Nothing is to be left out; print all the entries exactly.
--- INPUT RECORDS Enclosed Below ---
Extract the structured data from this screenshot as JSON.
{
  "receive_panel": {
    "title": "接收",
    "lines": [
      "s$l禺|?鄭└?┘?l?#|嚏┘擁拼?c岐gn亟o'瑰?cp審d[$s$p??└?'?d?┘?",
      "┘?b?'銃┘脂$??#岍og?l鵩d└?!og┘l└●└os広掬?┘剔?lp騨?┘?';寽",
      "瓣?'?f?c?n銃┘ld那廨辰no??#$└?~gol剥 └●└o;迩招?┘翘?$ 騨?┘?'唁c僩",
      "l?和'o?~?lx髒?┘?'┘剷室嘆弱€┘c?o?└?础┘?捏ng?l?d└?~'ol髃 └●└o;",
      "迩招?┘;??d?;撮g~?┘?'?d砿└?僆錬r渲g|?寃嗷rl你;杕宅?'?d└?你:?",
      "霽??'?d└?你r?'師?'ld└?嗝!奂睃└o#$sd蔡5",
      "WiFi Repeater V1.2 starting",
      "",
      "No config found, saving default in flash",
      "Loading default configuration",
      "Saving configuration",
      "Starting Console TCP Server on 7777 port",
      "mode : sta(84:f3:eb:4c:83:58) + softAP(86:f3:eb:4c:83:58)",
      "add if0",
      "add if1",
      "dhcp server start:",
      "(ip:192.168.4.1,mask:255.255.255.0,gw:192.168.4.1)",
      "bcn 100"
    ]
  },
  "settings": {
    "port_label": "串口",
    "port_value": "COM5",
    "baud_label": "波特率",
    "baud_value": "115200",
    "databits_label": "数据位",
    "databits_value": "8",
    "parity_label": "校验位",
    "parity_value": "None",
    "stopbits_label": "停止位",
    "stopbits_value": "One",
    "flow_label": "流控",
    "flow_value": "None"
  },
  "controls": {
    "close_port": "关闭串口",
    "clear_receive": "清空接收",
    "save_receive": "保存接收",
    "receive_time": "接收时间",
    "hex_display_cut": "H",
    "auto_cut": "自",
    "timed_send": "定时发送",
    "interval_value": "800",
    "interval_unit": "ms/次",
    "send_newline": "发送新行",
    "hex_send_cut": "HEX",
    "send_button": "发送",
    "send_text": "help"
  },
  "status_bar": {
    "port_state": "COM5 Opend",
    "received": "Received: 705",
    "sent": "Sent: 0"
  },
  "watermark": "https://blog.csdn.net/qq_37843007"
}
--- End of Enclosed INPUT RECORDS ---
- PROBLEM SOLUTION
Extract the structured data from this screenshot as JSON.
{
  "receive_panel": {
    "title": "接收",
    "lines": [
      "s$l禺|?鄭└?┘?l?#|嚏┘擁拼?c岐gn亟o'瑰?cp審d[$s$p??└?'?d?┘?",
      "┘?b?'銃┘脂$??#岍og?l鵩d└?!og┘l└●└os広掬?┘剔?lp騨?┘?';寽",
      "瓣?'?f?c?n銃┘ld那廨辰no??#$└?~gol剥 └●└o;迩招?┘翘?$ 騨?┘?'唁c僩",
      "l?和'o?~?lx髒?┘?'┘剷室嘆弱€┘c?o?└?础┘?捏ng?l?d└?~'ol髃 └●└o;",
      "迩招?┘;??d?;撮g~?┘?'?d砿└?僆錬r渲g|?寃嗷rl你;杕宅?'?d└?你:?",
      "霽??'?d└?你r?'師?'ld└?嗝!奂睃└o#$sd蔡5",
      "WiFi Repeater V1.2 starting",
      "",
      "No config found, saving default in flash",
      "Loading default configuration",
      "Saving configuration",
      "Starting Console TCP Server on 7777 port",
      "mode : sta(84:f3:eb:4c:83:58) + softAP(86:f3:eb:4c:83:58)",
      "add if0",
      "add if1",
      "dhcp server start:",
      "(ip:192.168.4.1,mask:255.255.255.0,gw:192.168.4.1)",
      "bcn 100"
    ]
  },
  "settings": {
    "port_label": "串口",
    "port_value": "COM5",
    "baud_label": "波特率",
    "baud_value": "115200",
    "databits_label": "数据位",
    "databits_value": "8",
    "parity_label": "校验位",
    "parity_value": "None",
    "stopbits_label": "停止位",
    "stopbits_value": "One",
    "flow_label": "流控",
    "flow_value": "None"
  },
  "controls": {
    "close_port": "关闭串口",
    "clear_receive": "清空接收",
    "save_receive": "保存接收",
    "receive_time": "接收时间",
    "hex_display_cut": "H",
    "auto_cut": "自",
    "timed_send": "定时发送",
    "interval_value": "800",
    "interval_unit": "ms/次",
    "send_newline": "发送新行",
    "hex_send_cut": "HEX",
    "send_button": "发送",
    "send_text": "help"
  },
  "status_bar": {
    "port_state": "COM5 Opend",
    "received": "Received: 705",
    "sent": "Sent: 0"
  },
  "watermark": "https://blog.csdn.net/qq_37843007"
}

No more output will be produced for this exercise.